Together, the new literacies and the cognitive capacities integrate to help students rise above the computing power of brilliant machines by engendering creativity. In doing so, they enable them to collaborate with other people and machines while accentuating the strengths of both. Humanics can, in short, be a powerful toolset for humanity.
This book also explores how people grasp these tools. To acquire the cognitive capacities at a high level, students must do more than read about them in the classroom or apply them in case studies or classroom simulations. To cement them in their minds, they need to experience them in the intensity and chaos of real work environments such as co-ops and internships. Just as experiential learning is how toddlers puzzle out the secrets of speech and ambulation, how Montessori students learn to read and count, and how athletes and musicians perfect their jump shots or arpeggios, it also is how college students learn to think differently. This makes it the ideal delivery system for humanics.

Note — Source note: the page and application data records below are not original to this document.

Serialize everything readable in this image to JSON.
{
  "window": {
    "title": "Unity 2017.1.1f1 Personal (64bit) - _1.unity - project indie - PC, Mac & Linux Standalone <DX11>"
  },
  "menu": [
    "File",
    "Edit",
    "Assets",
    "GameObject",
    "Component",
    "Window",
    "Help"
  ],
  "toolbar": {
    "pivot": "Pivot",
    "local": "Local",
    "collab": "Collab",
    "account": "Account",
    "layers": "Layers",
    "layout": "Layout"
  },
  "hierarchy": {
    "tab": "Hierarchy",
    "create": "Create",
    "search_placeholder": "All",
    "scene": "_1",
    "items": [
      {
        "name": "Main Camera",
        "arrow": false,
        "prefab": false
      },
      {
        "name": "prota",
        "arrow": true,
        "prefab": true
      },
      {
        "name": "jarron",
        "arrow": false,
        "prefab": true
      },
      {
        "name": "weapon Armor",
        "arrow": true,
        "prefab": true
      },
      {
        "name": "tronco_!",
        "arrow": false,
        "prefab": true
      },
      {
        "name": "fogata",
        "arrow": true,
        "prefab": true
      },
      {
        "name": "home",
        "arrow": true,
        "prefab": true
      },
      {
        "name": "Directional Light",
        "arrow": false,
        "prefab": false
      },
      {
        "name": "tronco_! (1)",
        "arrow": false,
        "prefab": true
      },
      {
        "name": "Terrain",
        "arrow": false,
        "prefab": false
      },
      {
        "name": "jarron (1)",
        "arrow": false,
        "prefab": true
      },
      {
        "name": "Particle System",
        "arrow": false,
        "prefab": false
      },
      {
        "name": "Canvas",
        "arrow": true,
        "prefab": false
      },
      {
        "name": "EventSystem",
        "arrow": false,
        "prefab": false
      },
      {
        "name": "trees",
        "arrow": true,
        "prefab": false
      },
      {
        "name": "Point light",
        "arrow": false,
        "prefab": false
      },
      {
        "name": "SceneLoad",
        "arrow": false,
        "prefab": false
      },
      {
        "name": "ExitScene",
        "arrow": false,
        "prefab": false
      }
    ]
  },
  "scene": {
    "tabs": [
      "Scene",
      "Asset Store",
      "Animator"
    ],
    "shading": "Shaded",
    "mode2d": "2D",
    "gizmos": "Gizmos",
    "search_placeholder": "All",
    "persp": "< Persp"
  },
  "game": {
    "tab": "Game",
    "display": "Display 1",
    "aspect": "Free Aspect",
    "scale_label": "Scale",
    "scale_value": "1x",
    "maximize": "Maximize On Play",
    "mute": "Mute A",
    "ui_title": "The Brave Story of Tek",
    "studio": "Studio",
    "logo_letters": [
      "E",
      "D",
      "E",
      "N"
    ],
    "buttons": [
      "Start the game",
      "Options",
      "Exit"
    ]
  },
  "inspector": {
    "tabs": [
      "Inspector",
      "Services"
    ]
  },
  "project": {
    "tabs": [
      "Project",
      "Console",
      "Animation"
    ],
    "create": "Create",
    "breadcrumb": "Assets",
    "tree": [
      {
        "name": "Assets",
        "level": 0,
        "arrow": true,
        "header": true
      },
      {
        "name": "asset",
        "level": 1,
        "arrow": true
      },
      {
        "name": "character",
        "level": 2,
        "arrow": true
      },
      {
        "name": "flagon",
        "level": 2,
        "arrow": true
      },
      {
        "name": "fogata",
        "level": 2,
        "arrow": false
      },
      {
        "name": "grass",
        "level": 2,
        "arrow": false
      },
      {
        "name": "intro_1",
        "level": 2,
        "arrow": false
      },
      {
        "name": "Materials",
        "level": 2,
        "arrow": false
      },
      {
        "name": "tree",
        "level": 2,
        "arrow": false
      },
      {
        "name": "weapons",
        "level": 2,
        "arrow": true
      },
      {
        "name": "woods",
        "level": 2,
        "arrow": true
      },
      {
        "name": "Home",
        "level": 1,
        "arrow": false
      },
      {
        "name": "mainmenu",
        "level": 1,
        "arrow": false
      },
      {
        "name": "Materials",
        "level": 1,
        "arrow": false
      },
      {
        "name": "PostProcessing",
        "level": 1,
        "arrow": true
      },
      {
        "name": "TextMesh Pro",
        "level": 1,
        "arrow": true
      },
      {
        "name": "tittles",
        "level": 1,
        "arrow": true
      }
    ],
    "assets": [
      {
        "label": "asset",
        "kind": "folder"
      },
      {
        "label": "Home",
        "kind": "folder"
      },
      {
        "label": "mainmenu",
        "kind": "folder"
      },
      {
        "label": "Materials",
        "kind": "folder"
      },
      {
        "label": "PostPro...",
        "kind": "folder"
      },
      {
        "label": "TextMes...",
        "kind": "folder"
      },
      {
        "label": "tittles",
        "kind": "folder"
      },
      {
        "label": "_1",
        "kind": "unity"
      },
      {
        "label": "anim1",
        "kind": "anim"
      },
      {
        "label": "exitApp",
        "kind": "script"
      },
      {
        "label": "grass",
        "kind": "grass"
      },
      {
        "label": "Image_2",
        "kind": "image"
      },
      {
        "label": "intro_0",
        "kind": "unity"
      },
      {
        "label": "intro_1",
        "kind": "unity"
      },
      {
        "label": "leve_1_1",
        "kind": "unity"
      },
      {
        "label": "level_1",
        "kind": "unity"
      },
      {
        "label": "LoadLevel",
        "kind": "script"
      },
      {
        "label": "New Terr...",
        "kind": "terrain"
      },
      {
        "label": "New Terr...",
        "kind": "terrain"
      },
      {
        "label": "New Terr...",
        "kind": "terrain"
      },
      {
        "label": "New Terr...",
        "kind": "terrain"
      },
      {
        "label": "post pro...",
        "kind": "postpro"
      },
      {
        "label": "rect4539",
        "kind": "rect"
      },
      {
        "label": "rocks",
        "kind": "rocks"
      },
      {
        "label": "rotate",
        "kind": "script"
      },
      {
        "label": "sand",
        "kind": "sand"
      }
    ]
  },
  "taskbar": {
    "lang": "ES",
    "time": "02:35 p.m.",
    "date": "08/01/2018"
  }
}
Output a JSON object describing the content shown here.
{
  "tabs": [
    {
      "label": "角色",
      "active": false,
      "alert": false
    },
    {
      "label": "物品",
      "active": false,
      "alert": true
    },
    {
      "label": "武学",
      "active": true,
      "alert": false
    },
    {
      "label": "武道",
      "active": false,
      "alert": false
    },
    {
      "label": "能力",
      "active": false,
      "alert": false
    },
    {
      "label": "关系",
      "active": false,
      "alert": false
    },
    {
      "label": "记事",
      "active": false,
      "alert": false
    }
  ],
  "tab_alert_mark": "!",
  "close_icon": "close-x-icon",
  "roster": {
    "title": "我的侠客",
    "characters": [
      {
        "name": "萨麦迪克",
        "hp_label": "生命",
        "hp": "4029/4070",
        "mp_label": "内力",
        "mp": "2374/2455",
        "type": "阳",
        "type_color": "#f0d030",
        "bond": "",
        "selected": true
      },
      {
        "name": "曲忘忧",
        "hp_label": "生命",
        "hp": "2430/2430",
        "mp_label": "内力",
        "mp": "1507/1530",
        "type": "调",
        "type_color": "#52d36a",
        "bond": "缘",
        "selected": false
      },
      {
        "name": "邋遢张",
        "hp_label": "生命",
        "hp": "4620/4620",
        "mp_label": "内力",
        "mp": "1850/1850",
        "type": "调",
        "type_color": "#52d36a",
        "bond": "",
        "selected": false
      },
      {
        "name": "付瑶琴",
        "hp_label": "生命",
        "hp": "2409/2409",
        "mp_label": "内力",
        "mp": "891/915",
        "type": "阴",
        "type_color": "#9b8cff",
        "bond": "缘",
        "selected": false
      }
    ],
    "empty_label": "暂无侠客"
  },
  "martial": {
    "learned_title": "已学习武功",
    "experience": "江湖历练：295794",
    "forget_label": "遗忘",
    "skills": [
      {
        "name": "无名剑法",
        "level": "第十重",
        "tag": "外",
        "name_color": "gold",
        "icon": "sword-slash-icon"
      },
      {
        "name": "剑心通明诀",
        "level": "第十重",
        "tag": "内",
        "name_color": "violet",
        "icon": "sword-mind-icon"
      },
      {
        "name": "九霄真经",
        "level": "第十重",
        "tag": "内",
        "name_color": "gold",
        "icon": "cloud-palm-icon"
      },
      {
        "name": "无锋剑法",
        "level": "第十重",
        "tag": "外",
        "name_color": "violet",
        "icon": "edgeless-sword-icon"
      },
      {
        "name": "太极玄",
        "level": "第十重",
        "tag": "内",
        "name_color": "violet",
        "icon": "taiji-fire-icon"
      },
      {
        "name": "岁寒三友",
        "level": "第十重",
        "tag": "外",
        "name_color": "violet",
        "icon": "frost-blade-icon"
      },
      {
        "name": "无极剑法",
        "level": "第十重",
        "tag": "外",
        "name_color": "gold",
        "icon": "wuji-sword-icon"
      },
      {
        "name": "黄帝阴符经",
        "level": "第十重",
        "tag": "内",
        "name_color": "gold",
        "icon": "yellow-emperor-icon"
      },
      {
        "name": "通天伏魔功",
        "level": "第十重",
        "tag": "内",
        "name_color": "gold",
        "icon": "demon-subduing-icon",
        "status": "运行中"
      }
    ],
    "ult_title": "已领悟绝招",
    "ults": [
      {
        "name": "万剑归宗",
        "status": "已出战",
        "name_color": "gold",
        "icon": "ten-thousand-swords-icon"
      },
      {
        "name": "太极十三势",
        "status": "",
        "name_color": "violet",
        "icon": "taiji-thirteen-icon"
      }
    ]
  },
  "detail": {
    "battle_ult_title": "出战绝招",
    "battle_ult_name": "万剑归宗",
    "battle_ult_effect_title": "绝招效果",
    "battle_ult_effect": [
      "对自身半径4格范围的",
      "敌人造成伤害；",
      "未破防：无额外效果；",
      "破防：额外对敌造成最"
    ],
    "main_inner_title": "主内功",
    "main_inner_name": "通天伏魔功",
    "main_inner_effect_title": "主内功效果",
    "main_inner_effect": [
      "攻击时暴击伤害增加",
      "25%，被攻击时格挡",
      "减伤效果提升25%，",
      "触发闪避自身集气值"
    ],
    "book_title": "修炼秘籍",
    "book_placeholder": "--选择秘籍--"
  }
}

A new model of higher education must, however, account for the fact that learning does not end with the receipt of a bachelor’s diploma. As machines continue to surpass their old boundaries, human beings must also continue to hone their mental capacities, skills, and technological knowledge. People rarely stay in the same career track they choose when they graduate, so they need the support of lifelong learning. Universities can deliver this by going where these learners are. This means a fundamental shift in our delivery of education but also in our idea of its timing. It no longer is sufficient for universities to focus solely on isolated years of study for undergraduate and graduate students. Higher education must broaden its view of whom to serve and when. It must serve everyone, no matter their stage in life.
By 2025, our planet will count eight billion human inhabitants, all of them with human ambition, intelligence, and potential. Our planet will be more connected and more competitive than the one we know today. Given the pace of technology’s advance, we can predict that computers, robots, and artificial intelligence will be even more intricately intertwined into the fabric of our personal and professional lives. Many of the jobs that exist now will have vanished. Others that will pay handsomely have yet to be invented. The only real certainty is that the world will be different—and with changes come challenges as well as opportunities. In many cases, they are one and the same.
Education is what sets them apart.
Excerpted from Robot Proof: Higher Education in the Age of Artificial Intelligence by Joseph E. Aoun. Copyright 2017 by Joseph E. Aoun. Published by MIT Press.